The Mozilla foundation is on the verge of making an important shift as for the policy of video codecs use in Firefox and other products: Mitchell Baker, chairperson of the non-profit organization, announced that soon the Red Panda browser and other web-based tech cooked by the foundation will support the H.264/MPEG-4 standard for video compression.
It’s a fundamental change that Mozilla “tried to avoid for a number of years”, Baker states, “as H.264 is encumbered by patents”. The foundation had high expectations for the adoption of WebM, the HTML5 video standard acquired, developed and chosen by Google as the format of choice for Chrome and the other browsers caring for a free and open web.
And yet the supposed “revolution” promised by Mountain View didn’t come, while mobile products capable of playing H.264-encoded contents grew and are still growing in popularity among old and new Internet users – even on Google Android, where Chrome relies on Flash fallback in that regard.
As all the new “hot” things in technology seem to happen in the mobile space these days, Mozilla feels the need to support a patent-encumbered, closed (and yet royalty-free) standard to not became irrelevant together with Firefox, the Boot to Gecko proto-OS and all its products in the upcoming future.
“It’s time to focus on shipping products people can love now, and to work on developing a new tactic for bringing unencumbered technology to the world of audio and video codecs”, Baker states.

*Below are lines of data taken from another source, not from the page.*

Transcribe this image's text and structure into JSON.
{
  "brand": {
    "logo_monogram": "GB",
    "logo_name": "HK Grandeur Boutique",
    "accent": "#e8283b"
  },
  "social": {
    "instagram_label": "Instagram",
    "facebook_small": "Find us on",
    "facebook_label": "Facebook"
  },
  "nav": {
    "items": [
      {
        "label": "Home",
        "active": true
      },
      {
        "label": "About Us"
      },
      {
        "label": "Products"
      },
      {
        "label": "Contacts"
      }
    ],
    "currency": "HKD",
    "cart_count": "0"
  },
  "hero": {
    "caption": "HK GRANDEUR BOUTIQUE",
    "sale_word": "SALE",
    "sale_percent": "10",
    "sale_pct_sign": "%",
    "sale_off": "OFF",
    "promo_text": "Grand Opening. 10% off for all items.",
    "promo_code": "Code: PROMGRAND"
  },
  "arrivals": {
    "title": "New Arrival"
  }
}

Better give users what they want instead of blindly pursuing Mozilla’s core values, the foundation head suggests.